Though I had known about Corto Maltese for years, I had only ever sat down and read one of Hugo Pratt’s Maltese books upon its reissue of The Ballad of the Salty Sea in 2012 from Rizzoli. I thoroughly enjoyed it and appreciated the old fashioned aspects of the characters and plots, but admit that it was encumbered by some production values.
By all accounts, the more recent reissues by EuroComics from IDW — there have been three so far — have been just as rousing, and though in black and white, with crisp, pretty flawless production quality that far surpasses the Rizzoli effort, and a new translation by Dean Mullaney and Simone Castaldi.. I took a look at this new edition of The Ballad of the Salty Sea to find out for myself and I’m pleased to say that the reports are correct.
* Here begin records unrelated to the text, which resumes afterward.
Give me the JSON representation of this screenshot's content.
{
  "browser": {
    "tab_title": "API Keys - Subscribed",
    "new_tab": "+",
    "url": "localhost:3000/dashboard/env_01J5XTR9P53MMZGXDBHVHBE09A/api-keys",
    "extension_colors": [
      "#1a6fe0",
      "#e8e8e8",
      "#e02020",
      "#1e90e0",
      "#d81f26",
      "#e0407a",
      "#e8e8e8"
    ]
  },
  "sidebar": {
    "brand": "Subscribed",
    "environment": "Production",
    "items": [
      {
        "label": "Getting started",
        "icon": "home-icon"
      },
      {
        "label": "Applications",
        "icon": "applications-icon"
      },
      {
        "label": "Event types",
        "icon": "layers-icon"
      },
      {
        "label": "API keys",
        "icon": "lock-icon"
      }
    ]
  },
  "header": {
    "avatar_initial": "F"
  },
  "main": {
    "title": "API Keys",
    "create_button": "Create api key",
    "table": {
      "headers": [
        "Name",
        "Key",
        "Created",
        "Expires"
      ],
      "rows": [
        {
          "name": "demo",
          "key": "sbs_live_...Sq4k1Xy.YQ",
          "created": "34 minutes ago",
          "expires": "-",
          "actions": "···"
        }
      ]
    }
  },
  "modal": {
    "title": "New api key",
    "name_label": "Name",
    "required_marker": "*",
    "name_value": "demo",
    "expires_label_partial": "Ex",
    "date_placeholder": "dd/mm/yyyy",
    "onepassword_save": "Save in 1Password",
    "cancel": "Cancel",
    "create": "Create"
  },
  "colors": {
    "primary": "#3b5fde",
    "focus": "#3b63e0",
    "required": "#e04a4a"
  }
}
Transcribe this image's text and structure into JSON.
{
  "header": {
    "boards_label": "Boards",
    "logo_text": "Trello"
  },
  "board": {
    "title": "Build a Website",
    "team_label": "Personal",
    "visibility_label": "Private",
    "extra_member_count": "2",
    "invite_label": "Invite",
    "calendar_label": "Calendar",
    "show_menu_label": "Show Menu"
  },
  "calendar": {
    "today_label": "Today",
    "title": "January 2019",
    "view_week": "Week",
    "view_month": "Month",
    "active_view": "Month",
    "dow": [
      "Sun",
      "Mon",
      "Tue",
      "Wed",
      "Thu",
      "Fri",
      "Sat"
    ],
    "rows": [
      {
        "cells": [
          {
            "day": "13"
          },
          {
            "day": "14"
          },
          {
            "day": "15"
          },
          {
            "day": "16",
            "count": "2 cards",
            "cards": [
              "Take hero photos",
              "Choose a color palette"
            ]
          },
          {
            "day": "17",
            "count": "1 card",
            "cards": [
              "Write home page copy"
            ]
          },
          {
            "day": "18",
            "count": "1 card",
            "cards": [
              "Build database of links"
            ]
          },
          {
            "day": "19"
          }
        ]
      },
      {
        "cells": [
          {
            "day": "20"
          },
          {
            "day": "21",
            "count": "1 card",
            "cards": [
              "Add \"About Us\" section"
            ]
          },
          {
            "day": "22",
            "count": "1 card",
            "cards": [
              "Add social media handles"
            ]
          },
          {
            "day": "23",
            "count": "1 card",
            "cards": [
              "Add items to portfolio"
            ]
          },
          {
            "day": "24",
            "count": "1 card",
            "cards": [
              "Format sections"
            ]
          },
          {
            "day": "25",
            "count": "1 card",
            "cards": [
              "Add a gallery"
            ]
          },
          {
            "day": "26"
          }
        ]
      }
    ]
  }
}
In chronological terms, The Ballad of the Salty Sea is the second in Pratt’s Corto Maltese series. When we meet Maltese in this book, he is a scurrilous pirate in the Pacific seas of pre World War I, rescued from a sure death onboard a floating raft by his apparently permanent foil, Rasputin, another pirate who greatly resembles the monk of the same name. Perhaps that’s what makes their connection an in-joke — they both work for a mysterious smuggler who actually goes by the name The Monk.
Maltese might be a brigand, but he’s a well-humored and honorable one who has earned the respect other sea-faring types, but most of all, the victims of a ransom scheme that he’s embroiled in — the rich Groovesnore cousins, Cain and Pandora. Teenage Pandora specifically bonds with Maltese, offering an unlikely and unrealized romantic tone to the adventure, one throwback to another era that is admittedly outdated and possibly offensive to some modern readers. On the other hand, if you think in terms of Terry and the Pirates or Steve Canyon, but with a European frankness and unapologetic darkness that never turns its back on the concept that Maltese is a scoundrel and bad things do happen in his world, it does make sense.
Pratt’s story speaks to the end of colonialism, which the world still grappled with in direct ways, and the mannered, authoritarian system of Great Britain finds itself provoked by those who don’t fit into their convenient world order. This sort of wild card is personified by the character of Maltese, whose very existence runs in opposition to the staid and desperate attempts of England to keep the world under control. Maltese is the face of the future.
In story terms The Ballad of the Salty Sea represents the pure adventurous spirit of what has appealed to European audiences about Corto Maltese for so long. Reading it in the 21st Century from an American perspective, the European view of world politics of the time it was originally created — it began serialization in 1967 and was collected in book form in 1976 — offer another side-point of interest to an adventure story that honestly would probably be viewed as a beloved classic of the genre in our own country if it ever had a real opportunity to be so.